Web page and app entries:
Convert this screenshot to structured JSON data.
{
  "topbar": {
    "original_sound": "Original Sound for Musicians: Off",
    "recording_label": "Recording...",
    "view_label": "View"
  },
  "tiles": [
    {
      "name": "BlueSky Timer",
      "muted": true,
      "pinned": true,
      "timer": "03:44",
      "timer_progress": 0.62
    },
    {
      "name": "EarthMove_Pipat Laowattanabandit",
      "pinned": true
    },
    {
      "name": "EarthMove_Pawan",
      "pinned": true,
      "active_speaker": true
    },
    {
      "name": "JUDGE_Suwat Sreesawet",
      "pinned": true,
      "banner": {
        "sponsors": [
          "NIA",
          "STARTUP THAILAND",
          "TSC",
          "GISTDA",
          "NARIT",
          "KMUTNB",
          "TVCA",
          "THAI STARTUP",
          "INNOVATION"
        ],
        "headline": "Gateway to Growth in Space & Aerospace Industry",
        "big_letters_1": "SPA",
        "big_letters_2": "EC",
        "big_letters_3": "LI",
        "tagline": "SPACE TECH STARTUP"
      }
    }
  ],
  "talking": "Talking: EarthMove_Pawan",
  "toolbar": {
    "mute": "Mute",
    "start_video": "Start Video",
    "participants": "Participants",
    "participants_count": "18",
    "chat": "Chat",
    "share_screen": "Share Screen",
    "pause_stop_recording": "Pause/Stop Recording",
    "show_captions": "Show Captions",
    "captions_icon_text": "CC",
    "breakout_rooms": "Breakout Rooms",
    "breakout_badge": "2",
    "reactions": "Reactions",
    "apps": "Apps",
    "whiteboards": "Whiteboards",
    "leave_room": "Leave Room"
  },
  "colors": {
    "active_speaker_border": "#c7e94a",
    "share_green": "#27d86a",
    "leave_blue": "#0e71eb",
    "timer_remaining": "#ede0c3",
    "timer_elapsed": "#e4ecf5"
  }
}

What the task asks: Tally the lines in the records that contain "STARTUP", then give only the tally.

Exercise answer: 3